* TASK DIRECTIONS *
Which lines of the data contain the string "donates"? Show each of them.

Entries from a dataset of interfaces
····················
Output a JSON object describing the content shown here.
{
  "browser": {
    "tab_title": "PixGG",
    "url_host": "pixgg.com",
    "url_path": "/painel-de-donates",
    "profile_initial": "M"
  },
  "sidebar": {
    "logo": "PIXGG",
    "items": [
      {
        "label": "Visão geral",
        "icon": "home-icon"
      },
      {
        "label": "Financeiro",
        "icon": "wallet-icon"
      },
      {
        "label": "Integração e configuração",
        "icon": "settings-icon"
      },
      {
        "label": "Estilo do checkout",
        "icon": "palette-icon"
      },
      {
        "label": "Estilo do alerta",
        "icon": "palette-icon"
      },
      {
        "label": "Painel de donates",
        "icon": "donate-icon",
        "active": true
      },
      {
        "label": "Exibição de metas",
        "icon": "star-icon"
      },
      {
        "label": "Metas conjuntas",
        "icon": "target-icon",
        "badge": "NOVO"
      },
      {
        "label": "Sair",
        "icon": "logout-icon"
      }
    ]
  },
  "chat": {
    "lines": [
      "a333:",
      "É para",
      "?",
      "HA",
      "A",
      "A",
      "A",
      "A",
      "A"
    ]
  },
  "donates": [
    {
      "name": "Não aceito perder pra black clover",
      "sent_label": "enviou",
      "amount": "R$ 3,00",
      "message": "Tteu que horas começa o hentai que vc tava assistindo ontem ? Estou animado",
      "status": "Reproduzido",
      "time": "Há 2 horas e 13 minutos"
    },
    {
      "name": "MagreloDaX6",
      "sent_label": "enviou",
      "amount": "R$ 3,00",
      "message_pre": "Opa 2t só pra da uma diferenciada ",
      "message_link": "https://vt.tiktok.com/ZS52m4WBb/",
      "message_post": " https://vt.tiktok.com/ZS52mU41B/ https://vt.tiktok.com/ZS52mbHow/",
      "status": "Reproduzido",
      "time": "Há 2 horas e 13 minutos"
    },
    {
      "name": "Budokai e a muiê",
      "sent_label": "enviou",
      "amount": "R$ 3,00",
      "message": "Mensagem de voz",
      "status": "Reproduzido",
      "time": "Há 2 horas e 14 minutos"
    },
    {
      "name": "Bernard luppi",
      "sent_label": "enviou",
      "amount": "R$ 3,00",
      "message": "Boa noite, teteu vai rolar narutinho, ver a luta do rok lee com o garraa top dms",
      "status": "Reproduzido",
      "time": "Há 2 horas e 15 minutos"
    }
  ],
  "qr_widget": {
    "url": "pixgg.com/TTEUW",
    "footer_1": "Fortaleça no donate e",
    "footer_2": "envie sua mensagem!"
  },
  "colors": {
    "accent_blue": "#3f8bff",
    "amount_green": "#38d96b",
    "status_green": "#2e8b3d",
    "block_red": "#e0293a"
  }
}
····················
* ANSWER SECTION *
    "url_path": "/painel-de-donates",
        "label": "Painel de donates",
  "donates": [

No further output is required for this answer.